As he has for years, Josh Redding took advantage of a recent warm weekend to go wakeboarding in the Delta.
The 28-year-old Galt resident woke up the next morning and noticed that his leg was sore and slightly swollen.
"I went through the day thinking it would get better. I mowed the yard, did normal things," he said.
It didn't get better.
Within days, the Lodi police officer found himself with IVs attached to his body in a hospital, where he spent four days. Doctors diagnosed him with a particular staph infection that's notorious for its ability to withstand antibiotics.
The infection's long name is Methicillin-Resistant Staphylococcus aureusor, though most doctors and patients simply use the MRSA acronym. It infects the blood and, if left untreated, leads to pneumonia and even death.
After pumping a number of antibiotics through his body, Redding is no longer a fan of the Delta. He's even thinking of selling his boat, because he doesn't want anything similar happening to his 4-year-old son.
MRSA was originally confined to nursing homes and hospitals, but it has now become so common in everyday environments that the Centers for Disease Control has a whole section of its Web site dedicated to the infection.
"We have a lot of people devoting a lot of time to MRSA," said Shelly Diaz, a spokeswoman for the Atlanta-based CDC.
In hospitals and nursing homes, 1.7 million people contract MRSA annually, resulting in 98,987 deaths each year, Diaz said.
The biggest problem, Diaz and other health officials said, is that the infection is immune to many forms of antibiotics.
"We used to treat it with common antibiotics, but now we've switched to having to assume that you've got a resistant strain," said Richard Buys, director of the emergency department at San Joaquin General Hospital.
"It's sort of the bind we've gotten ourselves into by having antibiotics out there and so commonly used, that it's building up a resistance," Buys added.
There are no specific statistics on the infection's spread because it is not among a variety of diseases and illnesses - such as TB - that health care providers must report to the CDC.
The instances of MRSA have likely risen in San Joaquin County, but there's no way of backing it up with solid data, said Dr. Karen Furst, health officer for the county.
As for whether the Delta is hazardous, Furst pointed out that MRSA is typically transferred through contact. However, she added, any public waterway has the potential to cause problems.
"Natural waterways are not swimming pools where the water is chlorinated and filtered, and it is very possible for people to get infections, especially if they have scrapes or open wounds," Furst said.
• Keep cuts and scrapes clean and covered with a bandage until healed.
• Avoid contact with other people's wounds or bandages.
• Avoid sharing personal items such as towels or razors.
Source: Centers for Disease Control and Prevention, http://cdc.gov/ncidod/dhqp/ar_mrsa_ca.html
Redding, who graduated from high school in Stockton and played football at Humboldt State University, is no stranger to outdoor recreation.

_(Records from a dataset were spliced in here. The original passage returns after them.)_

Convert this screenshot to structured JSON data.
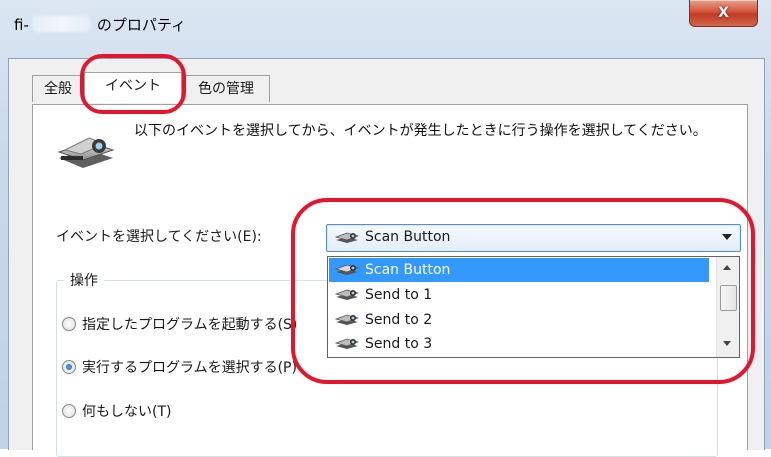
{
  "window": {
    "title_prefix": "fi-",
    "title_suffix": "のプロパティ",
    "close_glyph": "X"
  },
  "tabs": [
    {
      "label": "全般"
    },
    {
      "label": "イベント"
    },
    {
      "label": "色の管理"
    }
  ],
  "events": {
    "description": "以下のイベントを選択してから、イベントが発生したときに行う操作を選択してください。",
    "select_label": "イベントを選択してください(E):",
    "selected_event": "Scan Button",
    "options": [
      "Scan Button",
      "Send to 1",
      "Send to 2",
      "Send to 3"
    ]
  },
  "actions": {
    "title": "操作",
    "options": [
      {
        "label": "指定したプログラムを起動する(S)",
        "checked": false
      },
      {
        "label": "実行するプログラムを選択する(P)",
        "checked": true
      },
      {
        "label": "何もしない(T)",
        "checked": false
      }
    ]
  },
  "colors": {
    "annotation": "#e4162b",
    "selection": "#3399ff"
  }
}
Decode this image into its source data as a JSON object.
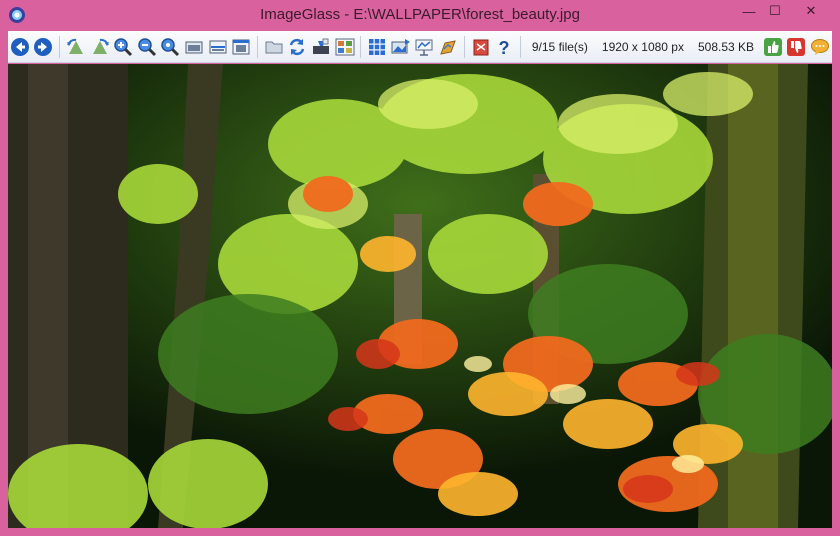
{
  "window": {
    "title": "ImageGlass - E:\\WALLPAPER\\forest_beauty.jpg"
  },
  "window_controls": {
    "minimize": "—",
    "maximize": "☐",
    "close": "✕"
  },
  "status": {
    "file_position": "9/15 file(s)",
    "dimensions": "1920 x 1080 px",
    "file_size": "508.53 KB"
  },
  "toolbar_icons": [
    "back-arrow-icon",
    "forward-arrow-icon",
    "rotate-left-icon",
    "rotate-right-icon",
    "zoom-in-icon",
    "zoom-out-icon",
    "actual-size-icon",
    "window-fit-icon",
    "fit-width-icon",
    "fit-height-icon",
    "open-folder-icon",
    "refresh-icon",
    "goto-image-icon",
    "thumbnail-icon",
    "grid-icon",
    "slideshow-icon",
    "fullscreen-icon",
    "set-wallpaper-icon",
    "settings-icon",
    "plugin-icon",
    "help-icon",
    "like-icon",
    "dislike-icon",
    "feedback-icon"
  ],
  "colors": {
    "frame": "#d9629e",
    "toolbar": "#eef2f8",
    "accent_blue": "#1f5fbf"
  },
  "image": {
    "alt": "forest_beauty.jpg"
  }
}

Additionally, he daily trains a dog that will soon join him on patrol.
So when he slipped on a rock and scraped his leg while fishing, Redding didn't think much of it. A week later, he went wakeboarding and the next day - a Monday - his troubles began.
By that Tuesday, Redding couldn't put any weight on his leg and went to a doctor, who diagnosed MRSA and started Redding on three kinds of antibiotics. The doctor ordered Redding to light duty when he went back to work that Wednesday, and his limp was very obvious.
Two days later, things still weren't right.
"I'd been noticing that my leg was continuing to swell and getting more and more red, so I went back to the doctor. The second he sees it he tells I need to be admitted to the hospital to start antibiotics," Redding said.
He was admitted to Lodi Memorial Hospital that Friday at noon, where he spent the better part of the next four days.
The experience was enough to turn Redding into a person who now warns others about the hazards of dangerous bacteria.